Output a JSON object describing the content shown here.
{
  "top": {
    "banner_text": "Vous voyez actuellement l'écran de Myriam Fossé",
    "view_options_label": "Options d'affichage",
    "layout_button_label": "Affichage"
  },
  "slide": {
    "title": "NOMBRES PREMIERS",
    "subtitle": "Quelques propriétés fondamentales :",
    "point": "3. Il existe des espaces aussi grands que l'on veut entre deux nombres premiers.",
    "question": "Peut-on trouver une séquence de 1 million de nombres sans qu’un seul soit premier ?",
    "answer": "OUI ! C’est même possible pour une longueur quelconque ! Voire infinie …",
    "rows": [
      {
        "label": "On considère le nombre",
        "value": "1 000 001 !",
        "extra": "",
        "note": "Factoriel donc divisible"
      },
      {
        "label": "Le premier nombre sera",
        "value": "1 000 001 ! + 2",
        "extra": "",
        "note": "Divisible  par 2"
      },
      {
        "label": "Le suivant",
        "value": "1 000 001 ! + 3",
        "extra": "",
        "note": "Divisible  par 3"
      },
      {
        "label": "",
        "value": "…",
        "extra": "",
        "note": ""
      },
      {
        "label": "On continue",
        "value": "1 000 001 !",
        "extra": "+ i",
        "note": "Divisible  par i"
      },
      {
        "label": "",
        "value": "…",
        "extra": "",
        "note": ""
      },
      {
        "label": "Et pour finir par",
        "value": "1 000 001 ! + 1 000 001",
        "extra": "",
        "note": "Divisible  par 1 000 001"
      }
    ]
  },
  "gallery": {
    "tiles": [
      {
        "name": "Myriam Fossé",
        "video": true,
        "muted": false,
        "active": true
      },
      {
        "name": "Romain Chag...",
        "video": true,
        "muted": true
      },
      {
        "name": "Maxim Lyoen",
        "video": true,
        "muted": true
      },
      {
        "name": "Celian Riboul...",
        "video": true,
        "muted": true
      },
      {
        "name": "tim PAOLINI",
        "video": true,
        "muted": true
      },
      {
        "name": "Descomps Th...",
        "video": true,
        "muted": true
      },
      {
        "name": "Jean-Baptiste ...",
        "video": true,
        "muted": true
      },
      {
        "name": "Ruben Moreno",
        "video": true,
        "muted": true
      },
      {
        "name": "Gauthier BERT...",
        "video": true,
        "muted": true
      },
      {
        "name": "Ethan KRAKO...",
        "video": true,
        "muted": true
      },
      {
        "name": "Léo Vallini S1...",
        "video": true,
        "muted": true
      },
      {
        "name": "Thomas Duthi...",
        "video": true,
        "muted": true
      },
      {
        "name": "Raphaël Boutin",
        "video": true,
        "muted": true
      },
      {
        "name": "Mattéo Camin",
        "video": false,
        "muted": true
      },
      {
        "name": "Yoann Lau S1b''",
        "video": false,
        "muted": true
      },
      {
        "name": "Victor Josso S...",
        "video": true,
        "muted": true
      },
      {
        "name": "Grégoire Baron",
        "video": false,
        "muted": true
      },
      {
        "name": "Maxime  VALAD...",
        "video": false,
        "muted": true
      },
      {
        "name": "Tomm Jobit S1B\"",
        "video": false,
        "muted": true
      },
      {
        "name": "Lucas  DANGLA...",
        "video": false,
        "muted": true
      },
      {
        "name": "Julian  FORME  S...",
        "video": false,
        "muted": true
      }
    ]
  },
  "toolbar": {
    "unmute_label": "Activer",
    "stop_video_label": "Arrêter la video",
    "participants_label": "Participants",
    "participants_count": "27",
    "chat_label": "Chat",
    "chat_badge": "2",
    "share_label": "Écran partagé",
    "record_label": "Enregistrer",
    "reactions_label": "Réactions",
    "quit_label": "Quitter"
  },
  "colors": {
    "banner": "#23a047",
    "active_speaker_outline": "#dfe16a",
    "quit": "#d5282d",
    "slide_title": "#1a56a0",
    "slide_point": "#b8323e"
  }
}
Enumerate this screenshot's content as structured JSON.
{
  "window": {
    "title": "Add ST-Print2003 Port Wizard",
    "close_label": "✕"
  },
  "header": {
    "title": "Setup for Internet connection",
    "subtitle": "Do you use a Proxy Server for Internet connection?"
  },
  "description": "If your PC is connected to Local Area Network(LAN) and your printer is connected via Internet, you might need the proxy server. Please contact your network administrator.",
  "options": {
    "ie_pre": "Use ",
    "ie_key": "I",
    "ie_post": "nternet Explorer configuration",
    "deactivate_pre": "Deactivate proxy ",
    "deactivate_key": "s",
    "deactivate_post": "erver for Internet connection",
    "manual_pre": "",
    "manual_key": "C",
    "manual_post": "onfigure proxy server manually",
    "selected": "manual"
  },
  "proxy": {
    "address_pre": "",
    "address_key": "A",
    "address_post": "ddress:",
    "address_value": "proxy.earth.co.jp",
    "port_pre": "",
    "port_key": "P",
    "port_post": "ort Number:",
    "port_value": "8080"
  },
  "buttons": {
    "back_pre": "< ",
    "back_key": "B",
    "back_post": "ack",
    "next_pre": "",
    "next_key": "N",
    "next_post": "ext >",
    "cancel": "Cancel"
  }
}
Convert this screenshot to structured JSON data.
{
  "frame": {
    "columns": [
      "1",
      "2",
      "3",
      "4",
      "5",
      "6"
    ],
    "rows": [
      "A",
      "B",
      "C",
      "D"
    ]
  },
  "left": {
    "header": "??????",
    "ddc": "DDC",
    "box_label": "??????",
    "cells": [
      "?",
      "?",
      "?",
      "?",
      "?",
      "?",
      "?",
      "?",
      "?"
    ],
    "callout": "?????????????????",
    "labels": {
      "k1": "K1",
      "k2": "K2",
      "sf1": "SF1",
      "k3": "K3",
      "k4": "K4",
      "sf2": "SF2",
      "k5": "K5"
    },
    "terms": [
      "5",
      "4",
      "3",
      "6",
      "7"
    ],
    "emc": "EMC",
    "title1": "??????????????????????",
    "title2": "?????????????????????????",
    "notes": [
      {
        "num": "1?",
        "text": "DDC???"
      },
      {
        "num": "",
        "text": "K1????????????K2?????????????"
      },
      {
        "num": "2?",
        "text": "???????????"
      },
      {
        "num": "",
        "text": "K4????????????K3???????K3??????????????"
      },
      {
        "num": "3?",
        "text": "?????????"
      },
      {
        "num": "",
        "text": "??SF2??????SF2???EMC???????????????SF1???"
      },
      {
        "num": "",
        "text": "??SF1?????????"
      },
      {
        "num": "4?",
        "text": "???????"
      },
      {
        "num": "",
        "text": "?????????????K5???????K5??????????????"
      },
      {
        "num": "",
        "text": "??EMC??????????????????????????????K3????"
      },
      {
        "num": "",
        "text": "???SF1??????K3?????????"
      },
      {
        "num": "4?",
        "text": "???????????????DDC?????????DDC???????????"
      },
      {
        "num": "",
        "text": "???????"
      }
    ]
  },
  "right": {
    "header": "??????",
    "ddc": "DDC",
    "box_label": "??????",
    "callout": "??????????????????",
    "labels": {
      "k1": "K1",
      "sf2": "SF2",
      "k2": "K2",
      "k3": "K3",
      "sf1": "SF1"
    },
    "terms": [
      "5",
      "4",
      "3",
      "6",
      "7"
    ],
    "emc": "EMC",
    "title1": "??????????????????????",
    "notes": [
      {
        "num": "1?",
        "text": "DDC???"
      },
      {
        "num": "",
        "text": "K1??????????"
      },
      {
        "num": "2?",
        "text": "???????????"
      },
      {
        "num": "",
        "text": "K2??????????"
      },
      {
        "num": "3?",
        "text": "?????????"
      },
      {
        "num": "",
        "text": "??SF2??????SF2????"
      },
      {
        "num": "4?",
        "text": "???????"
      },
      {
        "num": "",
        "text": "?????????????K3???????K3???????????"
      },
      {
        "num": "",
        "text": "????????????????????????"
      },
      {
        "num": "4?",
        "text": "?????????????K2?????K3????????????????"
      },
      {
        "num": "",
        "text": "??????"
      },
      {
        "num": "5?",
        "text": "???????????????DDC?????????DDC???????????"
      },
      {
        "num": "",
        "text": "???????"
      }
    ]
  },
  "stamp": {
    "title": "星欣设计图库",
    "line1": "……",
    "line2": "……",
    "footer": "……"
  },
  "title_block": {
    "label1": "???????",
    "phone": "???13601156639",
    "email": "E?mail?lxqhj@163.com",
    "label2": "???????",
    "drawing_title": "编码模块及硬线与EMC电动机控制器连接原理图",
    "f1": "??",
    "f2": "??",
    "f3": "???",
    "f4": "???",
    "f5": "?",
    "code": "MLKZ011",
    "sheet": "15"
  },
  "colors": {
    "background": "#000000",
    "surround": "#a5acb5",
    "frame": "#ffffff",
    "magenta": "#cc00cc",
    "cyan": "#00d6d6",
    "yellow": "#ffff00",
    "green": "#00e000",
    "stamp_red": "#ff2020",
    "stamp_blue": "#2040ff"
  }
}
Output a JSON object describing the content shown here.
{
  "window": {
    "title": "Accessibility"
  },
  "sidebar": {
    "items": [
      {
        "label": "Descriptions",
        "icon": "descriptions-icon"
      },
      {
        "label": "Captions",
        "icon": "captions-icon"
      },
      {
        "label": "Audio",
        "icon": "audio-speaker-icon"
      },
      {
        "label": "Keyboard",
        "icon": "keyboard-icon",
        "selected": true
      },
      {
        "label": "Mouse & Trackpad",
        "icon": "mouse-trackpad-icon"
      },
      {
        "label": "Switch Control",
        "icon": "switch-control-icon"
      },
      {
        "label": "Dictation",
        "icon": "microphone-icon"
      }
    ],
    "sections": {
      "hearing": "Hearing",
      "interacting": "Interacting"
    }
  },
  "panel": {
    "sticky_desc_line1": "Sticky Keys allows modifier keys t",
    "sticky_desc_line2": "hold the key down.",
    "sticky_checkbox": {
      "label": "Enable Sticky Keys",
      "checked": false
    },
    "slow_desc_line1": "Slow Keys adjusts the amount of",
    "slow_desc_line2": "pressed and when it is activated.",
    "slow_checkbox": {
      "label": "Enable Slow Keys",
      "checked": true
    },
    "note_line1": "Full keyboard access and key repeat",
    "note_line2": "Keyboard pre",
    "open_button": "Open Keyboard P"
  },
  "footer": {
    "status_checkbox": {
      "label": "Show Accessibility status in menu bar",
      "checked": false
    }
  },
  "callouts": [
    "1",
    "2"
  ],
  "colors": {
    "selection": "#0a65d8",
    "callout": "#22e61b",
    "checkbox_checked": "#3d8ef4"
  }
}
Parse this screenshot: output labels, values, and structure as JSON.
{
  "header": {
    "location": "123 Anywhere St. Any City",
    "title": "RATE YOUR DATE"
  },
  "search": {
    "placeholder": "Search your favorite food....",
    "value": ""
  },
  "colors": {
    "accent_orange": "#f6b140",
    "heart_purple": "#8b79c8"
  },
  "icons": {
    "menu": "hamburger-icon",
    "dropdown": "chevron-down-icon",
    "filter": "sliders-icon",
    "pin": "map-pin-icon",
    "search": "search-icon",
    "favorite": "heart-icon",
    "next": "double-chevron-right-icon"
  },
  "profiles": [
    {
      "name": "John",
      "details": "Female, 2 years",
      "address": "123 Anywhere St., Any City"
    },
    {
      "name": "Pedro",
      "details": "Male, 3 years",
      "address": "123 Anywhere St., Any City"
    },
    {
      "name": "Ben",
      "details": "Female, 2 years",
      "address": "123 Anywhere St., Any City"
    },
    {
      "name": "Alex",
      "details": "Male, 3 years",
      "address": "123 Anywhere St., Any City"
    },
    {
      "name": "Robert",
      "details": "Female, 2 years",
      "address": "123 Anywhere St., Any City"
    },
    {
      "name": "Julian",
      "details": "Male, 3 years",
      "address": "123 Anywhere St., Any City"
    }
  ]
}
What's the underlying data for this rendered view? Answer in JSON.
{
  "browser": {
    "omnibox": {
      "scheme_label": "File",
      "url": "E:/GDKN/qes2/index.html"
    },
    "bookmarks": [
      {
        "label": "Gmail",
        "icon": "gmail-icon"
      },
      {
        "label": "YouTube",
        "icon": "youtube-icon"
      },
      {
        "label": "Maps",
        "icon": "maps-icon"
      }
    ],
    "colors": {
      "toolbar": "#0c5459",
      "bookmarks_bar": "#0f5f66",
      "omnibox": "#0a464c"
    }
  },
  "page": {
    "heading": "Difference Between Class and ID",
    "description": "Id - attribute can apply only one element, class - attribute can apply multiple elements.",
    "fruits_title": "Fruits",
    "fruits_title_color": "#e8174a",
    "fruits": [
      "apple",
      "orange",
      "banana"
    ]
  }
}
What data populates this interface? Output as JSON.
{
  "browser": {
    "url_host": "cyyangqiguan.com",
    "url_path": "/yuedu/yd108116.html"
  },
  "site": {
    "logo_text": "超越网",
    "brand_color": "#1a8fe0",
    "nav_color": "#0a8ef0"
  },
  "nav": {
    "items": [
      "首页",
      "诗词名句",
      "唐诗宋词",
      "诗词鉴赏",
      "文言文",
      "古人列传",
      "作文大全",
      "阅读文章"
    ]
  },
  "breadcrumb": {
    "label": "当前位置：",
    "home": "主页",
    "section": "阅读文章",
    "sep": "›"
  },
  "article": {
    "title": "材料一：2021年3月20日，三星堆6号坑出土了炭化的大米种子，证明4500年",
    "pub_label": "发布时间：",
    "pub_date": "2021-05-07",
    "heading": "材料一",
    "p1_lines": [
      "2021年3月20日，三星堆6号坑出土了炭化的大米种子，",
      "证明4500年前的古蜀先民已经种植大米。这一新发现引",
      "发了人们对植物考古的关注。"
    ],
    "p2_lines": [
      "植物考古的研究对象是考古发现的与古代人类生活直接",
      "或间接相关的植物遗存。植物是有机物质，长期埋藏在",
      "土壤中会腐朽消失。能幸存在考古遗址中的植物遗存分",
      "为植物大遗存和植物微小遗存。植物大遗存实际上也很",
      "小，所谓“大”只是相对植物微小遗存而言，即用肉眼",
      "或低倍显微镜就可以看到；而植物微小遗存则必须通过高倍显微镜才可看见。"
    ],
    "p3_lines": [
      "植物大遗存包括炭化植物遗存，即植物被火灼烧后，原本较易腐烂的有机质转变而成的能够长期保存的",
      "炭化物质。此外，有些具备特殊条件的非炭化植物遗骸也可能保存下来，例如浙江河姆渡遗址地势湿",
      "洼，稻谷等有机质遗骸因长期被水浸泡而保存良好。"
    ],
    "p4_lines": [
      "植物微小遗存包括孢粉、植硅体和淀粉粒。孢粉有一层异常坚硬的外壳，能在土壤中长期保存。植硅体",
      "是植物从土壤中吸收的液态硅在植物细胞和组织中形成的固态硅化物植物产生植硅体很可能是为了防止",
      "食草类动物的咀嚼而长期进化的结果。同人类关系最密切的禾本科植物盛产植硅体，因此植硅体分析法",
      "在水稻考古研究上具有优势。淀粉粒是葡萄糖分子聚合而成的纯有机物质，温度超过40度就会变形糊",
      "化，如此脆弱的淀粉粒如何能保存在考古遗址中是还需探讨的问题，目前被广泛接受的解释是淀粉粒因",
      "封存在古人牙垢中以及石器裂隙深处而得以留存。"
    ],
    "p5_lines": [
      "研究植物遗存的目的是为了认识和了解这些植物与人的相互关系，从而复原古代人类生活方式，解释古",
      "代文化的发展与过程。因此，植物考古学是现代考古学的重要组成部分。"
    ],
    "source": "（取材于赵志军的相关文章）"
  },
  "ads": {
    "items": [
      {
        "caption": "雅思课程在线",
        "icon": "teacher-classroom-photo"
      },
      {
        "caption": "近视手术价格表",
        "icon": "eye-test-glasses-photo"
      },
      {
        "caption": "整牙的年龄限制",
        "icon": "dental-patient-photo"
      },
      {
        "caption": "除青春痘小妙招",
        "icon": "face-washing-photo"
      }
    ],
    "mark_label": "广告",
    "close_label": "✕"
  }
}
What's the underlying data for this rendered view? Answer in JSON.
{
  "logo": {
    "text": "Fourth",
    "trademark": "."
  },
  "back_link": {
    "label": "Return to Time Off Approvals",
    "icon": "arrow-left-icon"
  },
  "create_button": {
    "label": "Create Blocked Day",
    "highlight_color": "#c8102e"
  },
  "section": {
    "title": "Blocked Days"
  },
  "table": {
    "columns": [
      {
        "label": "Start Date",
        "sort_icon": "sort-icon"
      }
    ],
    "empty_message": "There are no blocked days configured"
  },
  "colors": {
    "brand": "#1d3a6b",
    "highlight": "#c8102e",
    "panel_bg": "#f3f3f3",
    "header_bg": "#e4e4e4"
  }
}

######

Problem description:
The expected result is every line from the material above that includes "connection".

Expected answer:
    "title": "Setup for Internet connection",
    "subtitle": "Do you use a Proxy Server for Internet connection?"
    "deactivate_post": "erver for Internet connection",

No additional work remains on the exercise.